The modified immune cells (MICs) are administered to the transplant recipient on the day they are prepared. However, due to the permanent damage caused by mitomycin C, the MICs undergo programmed cell death (apoptosis) in the days that follow. The resulting cell fragments not only promote a donor-specific tolerance of the T lymphocytes in the recipient, but also stimulate the formation of regulatory B lymphocytes, which also help prevent immune reactions against the transplanted organ2). The patient receives the kidney transplant one week after the MICs have been administered. In a phase I study, conducted to assess the therapy’s safety and efficacy, it was demonstrated that this approach is well tolerated by patients. The induced tolerance was found to be durable, lasting for at least five years despite the dosage of immunosuppressive medications typically required after transplantation being significantly reduced. The kidney specialist explains: "The transplant patients who received MICs in advance are experiencing improved outcomes compared to those in the control group, primarily due to the reduced need for immunosuppressive medication. These patients experience hardly any side effects, show no rejection reactions, and are less susceptible to opportunistic infections." To provide optimal protection for the transplanted organ, patients initially receive standard immunosuppressive drugs immediately after transplantation. The dosage of these medications is gradually decreased over time. The goal is to reduce the medication to only one tablet of calcineurin inhibitor, a medication that inhibits the release of immunostimulatory substances. Based on the promising results obtained so far, a phase II study involving 62 donor-recipient pairs was initiated in Munich, Stuttgart and Heidelberg in 2022.
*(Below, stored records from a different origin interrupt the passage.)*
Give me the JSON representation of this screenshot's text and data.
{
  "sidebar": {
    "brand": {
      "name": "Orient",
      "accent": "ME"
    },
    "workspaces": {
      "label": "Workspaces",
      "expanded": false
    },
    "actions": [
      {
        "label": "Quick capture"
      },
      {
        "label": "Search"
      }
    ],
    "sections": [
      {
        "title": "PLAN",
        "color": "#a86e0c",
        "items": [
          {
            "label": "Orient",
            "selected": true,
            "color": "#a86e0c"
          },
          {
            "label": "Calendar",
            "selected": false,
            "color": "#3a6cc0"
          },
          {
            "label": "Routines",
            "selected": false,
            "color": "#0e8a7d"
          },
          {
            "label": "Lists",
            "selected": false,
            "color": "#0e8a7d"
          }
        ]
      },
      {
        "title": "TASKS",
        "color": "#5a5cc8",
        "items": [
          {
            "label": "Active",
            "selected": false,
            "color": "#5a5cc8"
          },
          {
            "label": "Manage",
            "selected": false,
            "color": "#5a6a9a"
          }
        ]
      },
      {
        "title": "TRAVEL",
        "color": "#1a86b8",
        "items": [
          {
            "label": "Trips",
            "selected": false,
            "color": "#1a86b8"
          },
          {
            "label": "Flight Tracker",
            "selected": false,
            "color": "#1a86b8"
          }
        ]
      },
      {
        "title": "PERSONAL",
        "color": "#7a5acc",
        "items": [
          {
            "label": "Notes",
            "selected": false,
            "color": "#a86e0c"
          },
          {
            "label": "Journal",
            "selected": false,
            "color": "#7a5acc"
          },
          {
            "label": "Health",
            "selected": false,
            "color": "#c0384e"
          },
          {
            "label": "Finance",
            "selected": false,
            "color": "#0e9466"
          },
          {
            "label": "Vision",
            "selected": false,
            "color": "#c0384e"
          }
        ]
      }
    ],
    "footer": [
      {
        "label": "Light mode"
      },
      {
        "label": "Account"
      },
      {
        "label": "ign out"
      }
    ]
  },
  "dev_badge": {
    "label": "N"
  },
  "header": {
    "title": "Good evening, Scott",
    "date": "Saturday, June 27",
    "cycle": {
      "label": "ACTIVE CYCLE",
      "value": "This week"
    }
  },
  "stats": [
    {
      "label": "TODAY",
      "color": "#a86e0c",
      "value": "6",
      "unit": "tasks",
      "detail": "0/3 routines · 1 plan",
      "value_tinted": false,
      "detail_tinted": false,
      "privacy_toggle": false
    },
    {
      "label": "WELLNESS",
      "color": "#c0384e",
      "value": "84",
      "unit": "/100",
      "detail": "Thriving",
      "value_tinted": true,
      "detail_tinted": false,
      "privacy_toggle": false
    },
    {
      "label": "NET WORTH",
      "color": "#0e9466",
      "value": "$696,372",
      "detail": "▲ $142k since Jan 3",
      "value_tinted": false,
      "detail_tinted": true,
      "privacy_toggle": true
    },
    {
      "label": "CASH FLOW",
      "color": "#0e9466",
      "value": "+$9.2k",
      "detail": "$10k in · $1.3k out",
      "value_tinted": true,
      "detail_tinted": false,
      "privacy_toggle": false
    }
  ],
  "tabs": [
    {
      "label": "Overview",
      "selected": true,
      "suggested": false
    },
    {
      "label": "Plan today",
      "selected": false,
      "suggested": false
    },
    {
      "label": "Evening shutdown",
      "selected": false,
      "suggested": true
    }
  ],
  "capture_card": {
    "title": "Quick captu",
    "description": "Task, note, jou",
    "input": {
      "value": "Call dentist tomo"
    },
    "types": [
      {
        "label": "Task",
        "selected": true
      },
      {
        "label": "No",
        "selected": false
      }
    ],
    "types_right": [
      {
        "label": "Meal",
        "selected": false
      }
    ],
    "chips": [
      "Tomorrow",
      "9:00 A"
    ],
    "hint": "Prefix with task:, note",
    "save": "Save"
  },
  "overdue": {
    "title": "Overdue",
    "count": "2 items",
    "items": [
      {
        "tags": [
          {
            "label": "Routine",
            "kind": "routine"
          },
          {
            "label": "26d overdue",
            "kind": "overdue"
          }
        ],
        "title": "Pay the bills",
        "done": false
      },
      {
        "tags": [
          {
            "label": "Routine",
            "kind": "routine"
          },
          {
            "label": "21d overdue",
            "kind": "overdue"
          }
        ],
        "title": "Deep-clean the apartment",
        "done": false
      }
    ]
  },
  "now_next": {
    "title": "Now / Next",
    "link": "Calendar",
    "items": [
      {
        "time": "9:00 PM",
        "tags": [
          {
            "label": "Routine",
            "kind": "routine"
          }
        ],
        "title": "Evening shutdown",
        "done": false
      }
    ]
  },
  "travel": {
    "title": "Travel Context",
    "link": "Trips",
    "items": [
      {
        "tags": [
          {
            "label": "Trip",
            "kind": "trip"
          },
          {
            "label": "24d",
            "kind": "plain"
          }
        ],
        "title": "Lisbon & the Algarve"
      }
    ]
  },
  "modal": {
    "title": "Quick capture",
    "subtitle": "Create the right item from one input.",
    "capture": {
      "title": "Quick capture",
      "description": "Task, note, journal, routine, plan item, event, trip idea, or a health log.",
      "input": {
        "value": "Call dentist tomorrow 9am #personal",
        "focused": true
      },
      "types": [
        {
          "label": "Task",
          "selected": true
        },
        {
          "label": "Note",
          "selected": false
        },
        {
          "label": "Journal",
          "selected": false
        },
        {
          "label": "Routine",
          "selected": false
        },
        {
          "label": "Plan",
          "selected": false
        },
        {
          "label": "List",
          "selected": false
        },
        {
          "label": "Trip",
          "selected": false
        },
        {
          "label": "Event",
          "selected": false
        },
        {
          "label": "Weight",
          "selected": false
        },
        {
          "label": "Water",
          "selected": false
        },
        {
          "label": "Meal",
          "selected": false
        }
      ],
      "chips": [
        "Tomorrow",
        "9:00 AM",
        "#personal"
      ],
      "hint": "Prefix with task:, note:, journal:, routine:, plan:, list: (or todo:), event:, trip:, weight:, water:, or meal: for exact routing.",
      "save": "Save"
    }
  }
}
Schematic of the treatment process. The left picture shows a person lying in bed connected to a leukapheresis machine. In the middle, the transformation of the immune cells obtained into MICs is depicted, which in the right picture are administered to the person lying in bed.
One week before the planned kidney transplant, white blood cells are collected from the donor by means of leukapheresis. Modified immune cells (MICs) are generated by treating the white blood cells with mitomycin C. These MICs are administered to the recipient by infusion on the same day. © TolerogenixX GmbH

New perspectives for autoimmune diseases

Autoimmune diseases are triggered by excessive immune reactions to the body's own antigens. Preclinical data show that MIC cell therapy also has huge potential in these cases. The patients' own PBMCs are collected, treated with mitomycin C and then returned to the patient. These MICs help instruct the immune system which HLA molecules (i.e. the body’s own HLA molecules) to tolerate. TolerogenixX is currently also exploring the potential of this therapy for treating lupus erythematosus (SLE), an inflammatory rheumatic disease characterised by autoantibodies targeting nuclear components, and potentially affecting multiple organs. "We believe our therapy has major potential for treating other autoimmune diseases and we are open to research collaborations in this field," says the CEO.

Large cost savings possible

Compared to other cell therapeutics, MICs are much gentler for the recipient. Additionally, TolerogenixX has optimised the production process of MICs in clean rooms, making it more efficient and less time-consuming than other cell therapies. "Depending on the indication, there will be adaptations, but in principle it is a comprehensive platform technology," the entrepreneur explains. "The therapy is not only highly effective, but also comparatively inexpensive. And in the long run, further costs can be saved through the reduction of immunosuppressants and the fact that patients may experience a reduced risk of secondary diseases associated with immunosuppressive treatment."


1) German Organ Procurement Organisation (DSO)

2) Morath C, Schaier M, Ibrahim E, et al. (2023): Induction of Long-Lasting Regulatory B Lymphocytes by Modified Immune Cells in Kidney Transplant Recipients. J Am Soc Nephrol., 34(1):160-174. doi:10.1681/ASN.2022020210

Website address: https://www.gesundheitsindustrie-bw.de/en/article/news/modified-immune-cells-produce-donor-specific-tolerance